"We like to spice the show with politics and news and all of those kinds of things without distancing ourselves from people who aren't interested in those things."
And, while the show often deals in politics, it doesn't espouse a particular viewpoint. The writers take equal delight in pricking the heels of the left and the right, the Democrats and the Republicans.
"I am a friend of the president's -- not a close friend, but I do admire him and I do like him," Franken said. "But the show has no political agenda. We've always felt it was inappropriate for a sitcom to be preachy."
In the end, "Lateline" is a half-hour of entertaining TV. And there's little enough of that available on any channel.
"Sometimes the words 'satire' or 'spoof' or 'parody' are used about our show, but it's an ensemble comedy -- an office comedy," Markus said. "And every week we write it to tell stories that way. And the other things we hope are just the spices, as Al said earlier."
LIDDY ON "LATELINE": One of the real-life guests who turn up on an upcoming episode of "Lateline" is convicted Watergate felon and right-wing radio talk-show host G. Gordon Liddy -- in a debate about gun control, no less.
(In the episode, Al and Raji go undercover to buy an illegal gun.)
"We had a lot of debate while we were writing the script to make sure that we didn't come out on one side of the issue," Markus said. "Since G. Gordon Liddy is in the episode, we wanted to really balance the show."
But when Liddy reported to the set, he asked for a conference with the producers.
"G. Gordon Liddy said, 'Guys, I have a problem or two with the script,' " Markus said. "And I just thought, 'We're going to lose G. Gordon Liddy.' "
Didn't happen, however.

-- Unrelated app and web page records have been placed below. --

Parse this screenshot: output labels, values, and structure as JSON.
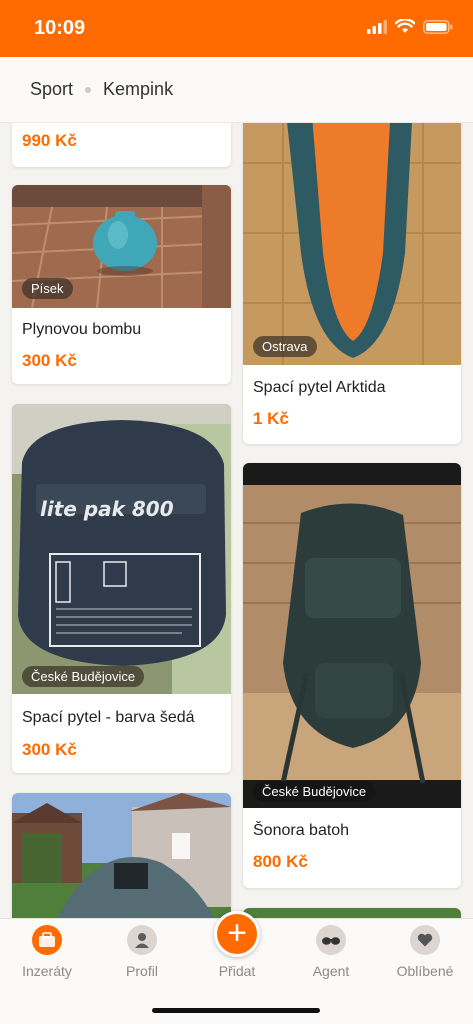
{
  "status_bar": {
    "time": "10:09"
  },
  "breadcrumb": {
    "category": "Sport",
    "subcategory": "Kempink"
  },
  "listings": [
    {
      "price": "990 Kč"
    },
    {
      "location": "Písek",
      "title": "Plynovou bombu",
      "price": "300 Kč"
    },
    {
      "location": "České Budějovice",
      "title": "Spací pytel - barva šedá",
      "price": "300 Kč",
      "image_text": "lite pak 800"
    },
    {
      "location": "Ostrava",
      "title": "Spací pytel Arktida",
      "price": "1 Kč"
    },
    {
      "location": "České Budějovice",
      "title": "Šonora batoh",
      "price": "800 Kč"
    }
  ],
  "tabbar": {
    "tabs": [
      {
        "label": "Inzeráty",
        "icon": "listings-icon"
      },
      {
        "label": "Profil",
        "icon": "profile-icon"
      },
      {
        "label": "Přidat",
        "icon": "plus-icon"
      },
      {
        "label": "Agent",
        "icon": "agent-icon"
      },
      {
        "label": "Oblíbené",
        "icon": "heart-icon"
      }
    ]
  },
  "colors": {
    "accent": "#ff6b00",
    "background": "#f5f3f0"
  }
}
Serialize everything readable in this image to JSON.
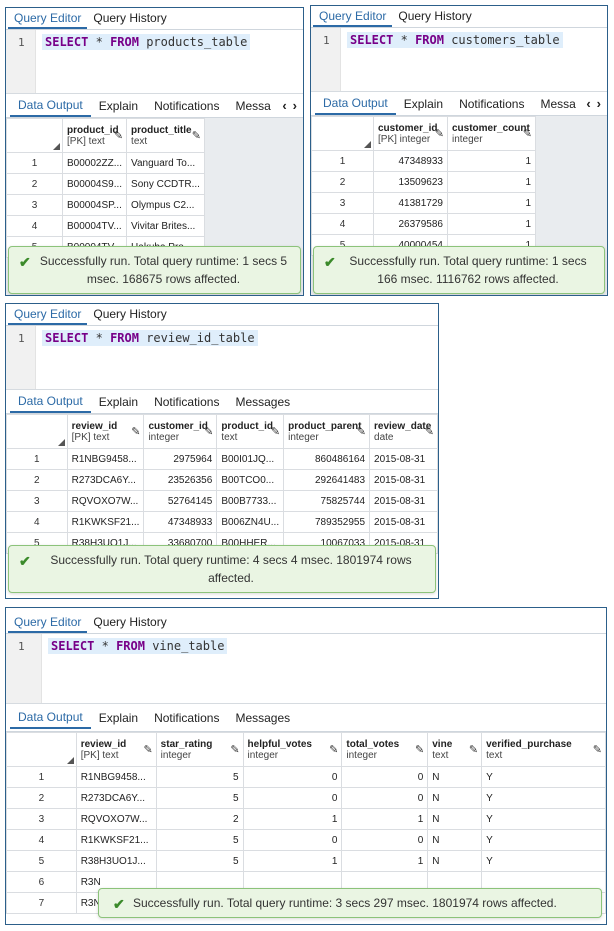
{
  "panels": [
    {
      "query_tabs": [
        "Query Editor",
        "Query History"
      ],
      "line_number": "1",
      "sql": {
        "kw1": "SELECT",
        "star": "*",
        "kw2": "FROM",
        "table": "products_table"
      },
      "output_tabs": [
        "Data Output",
        "Explain",
        "Notifications",
        "Messa"
      ],
      "columns": [
        {
          "name": "product_id",
          "type": "[PK] text"
        },
        {
          "name": "product_title",
          "type": "text"
        }
      ],
      "rows": [
        [
          "1",
          "B00002ZZ...",
          "Vanguard To..."
        ],
        [
          "2",
          "B00004S9...",
          "Sony CCDTR..."
        ],
        [
          "3",
          "B00004SP...",
          "Olympus C2..."
        ],
        [
          "4",
          "B00004TV...",
          "Vivitar Brites..."
        ],
        [
          "5",
          "B00004TV...",
          "Hakuba Pro..."
        ]
      ],
      "toast": "Successfully run. Total query runtime: 1 secs 5 msec. 168675 rows affected."
    },
    {
      "query_tabs": [
        "Query Editor",
        "Query History"
      ],
      "line_number": "1",
      "sql": {
        "kw1": "SELECT",
        "star": "*",
        "kw2": "FROM",
        "table": "customers_table"
      },
      "output_tabs": [
        "Data Output",
        "Explain",
        "Notifications",
        "Messa"
      ],
      "columns": [
        {
          "name": "customer_id",
          "type": "[PK] integer"
        },
        {
          "name": "customer_count",
          "type": "integer"
        }
      ],
      "rows": [
        [
          "1",
          "47348933",
          "1"
        ],
        [
          "2",
          "13509623",
          "1"
        ],
        [
          "3",
          "41381729",
          "1"
        ],
        [
          "4",
          "26379586",
          "1"
        ],
        [
          "5",
          "40000454",
          "1"
        ]
      ],
      "toast": "Successfully run. Total query runtime: 1 secs 166 msec. 1116762 rows affected."
    },
    {
      "query_tabs": [
        "Query Editor",
        "Query History"
      ],
      "line_number": "1",
      "sql": {
        "kw1": "SELECT",
        "star": "*",
        "kw2": "FROM",
        "table": "review_id_table"
      },
      "output_tabs": [
        "Data Output",
        "Explain",
        "Notifications",
        "Messages"
      ],
      "columns": [
        {
          "name": "review_id",
          "type": "[PK] text"
        },
        {
          "name": "customer_id",
          "type": "integer"
        },
        {
          "name": "product_id",
          "type": "text"
        },
        {
          "name": "product_parent",
          "type": "integer"
        },
        {
          "name": "review_date",
          "type": "date"
        }
      ],
      "rows": [
        [
          "1",
          "R1NBG9458...",
          "2975964",
          "B00I01JQ...",
          "860486164",
          "2015-08-31"
        ],
        [
          "2",
          "R273DCA6Y...",
          "23526356",
          "B00TCO0...",
          "292641483",
          "2015-08-31"
        ],
        [
          "3",
          "RQVOXO7W...",
          "52764145",
          "B00B7733...",
          "75825744",
          "2015-08-31"
        ],
        [
          "4",
          "R1KWKSF21...",
          "47348933",
          "B006ZN4U...",
          "789352955",
          "2015-08-31"
        ],
        [
          "5",
          "R38H3UO1J...",
          "33680700",
          "B00HHER...",
          "10067033",
          "2015-08-31"
        ]
      ],
      "toast": "Successfully run. Total query runtime: 4 secs 4 msec. 1801974 rows affected."
    },
    {
      "query_tabs": [
        "Query Editor",
        "Query History"
      ],
      "line_number": "1",
      "sql": {
        "kw1": "SELECT",
        "star": "*",
        "kw2": "FROM",
        "table": "vine_table"
      },
      "output_tabs": [
        "Data Output",
        "Explain",
        "Notifications",
        "Messages"
      ],
      "columns": [
        {
          "name": "review_id",
          "type": "[PK] text"
        },
        {
          "name": "star_rating",
          "type": "integer"
        },
        {
          "name": "helpful_votes",
          "type": "integer"
        },
        {
          "name": "total_votes",
          "type": "integer"
        },
        {
          "name": "vine",
          "type": "text"
        },
        {
          "name": "verified_purchase",
          "type": "text"
        }
      ],
      "rows": [
        [
          "1",
          "R1NBG9458...",
          "5",
          "0",
          "0",
          "N",
          "Y"
        ],
        [
          "2",
          "R273DCA6Y...",
          "5",
          "0",
          "0",
          "N",
          "Y"
        ],
        [
          "3",
          "RQVOXO7W...",
          "2",
          "1",
          "1",
          "N",
          "Y"
        ],
        [
          "4",
          "R1KWKSF21...",
          "5",
          "0",
          "0",
          "N",
          "Y"
        ],
        [
          "5",
          "R38H3UO1J...",
          "5",
          "1",
          "1",
          "N",
          "Y"
        ],
        [
          "6",
          "R3N",
          "",
          "",
          "",
          "",
          ""
        ],
        [
          "7",
          "R3N",
          "",
          "",
          "",
          "",
          ""
        ]
      ],
      "toast": "Successfully run. Total query runtime: 3 secs 297 msec. 1801974 rows affected."
    }
  ]
}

"We went into Al's dressing room and G -- we call him G -- he sat down and he said, 'You know, there are several instances in the script where you misidentified your weapons,' " Markus said. "And that was his big note!
"That made me feel great because he was comfortable with everything else. I mean, we want everybody from both sides of the aisle to be comfortable on the show."